What happened

Shares of alternative-energy providers -- fuel cell stock Bloom Energy (BE 1.80%), solar panel installer Vivint Solar (VSLR), and solar microinverter-maker Enphase Energy (ENPH -8.31%) -- are all on the upswing in Friday end-of-week trading. As of 1:10 p.m. EDT, Bloom stock is trading 3.9% higher, Enphase is up 5.1%, and Vivint is up 7.9%.

Why? Call it a "buy the dip" rally.

Arrow angles up on a green stock chart

Image source: Getty Images.

So what

For much of this past week, shares of alternative energy stocks like Bloom, Vivint, and Enphase have been under pressure. Investors have been avoiding the sector ever since Tesla held its Battery Day, which turned out to be a bit of a dud, depriving alt-energy plays of a hoped-for "halo" effect that might have boosted their shares.

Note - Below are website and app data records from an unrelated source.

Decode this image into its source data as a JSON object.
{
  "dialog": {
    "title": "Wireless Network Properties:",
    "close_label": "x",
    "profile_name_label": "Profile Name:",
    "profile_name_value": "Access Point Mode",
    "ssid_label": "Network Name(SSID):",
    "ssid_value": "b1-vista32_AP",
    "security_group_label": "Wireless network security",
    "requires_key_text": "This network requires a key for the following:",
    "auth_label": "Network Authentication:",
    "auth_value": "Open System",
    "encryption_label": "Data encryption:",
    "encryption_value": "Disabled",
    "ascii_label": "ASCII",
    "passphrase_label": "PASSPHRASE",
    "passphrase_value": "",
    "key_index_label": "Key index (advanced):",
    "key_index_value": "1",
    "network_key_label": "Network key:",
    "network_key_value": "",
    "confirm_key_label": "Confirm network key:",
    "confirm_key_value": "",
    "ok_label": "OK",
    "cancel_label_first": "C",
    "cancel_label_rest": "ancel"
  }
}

Thus, from Tuesday through close of trading yesterday, shares of Bloom stock were down more than 13%, while Enphase and Vivint suffered more moderate 4% declines. But it seems there's only so much pessimism investors can sustain about stocks that are up more than 200% (Enphase), 300% (Bloom), and 400% (Vivint) over the past year.

Eventually, investors just want to get back in and keep riding the rally.

Now what

If you ask me, this is just what we're seeing today. There's no other news to explain why Bloom, Enphase, and Vivint are bouncing today, after all.

None of the three companies have made any substantive announcements in the last several days, such as might spark a broad rally in prices. Nor have any Wall Street analysts chimed in, said "enough is enough," and declared these stocks so cheap that they have become bargains. (Nor should they. Even after this week's declines, Enphase still costs 39 times forward earnings -- and it's the cheapest of the bunch!)

Rather, I see this as a classic "buy the dip" rally. These stocks still aren't cheap -- but they're cheaper than they were at the start of the week, and that, combined with a history of strong price gains over the past year, is enough to entice momentum investors to buy back in.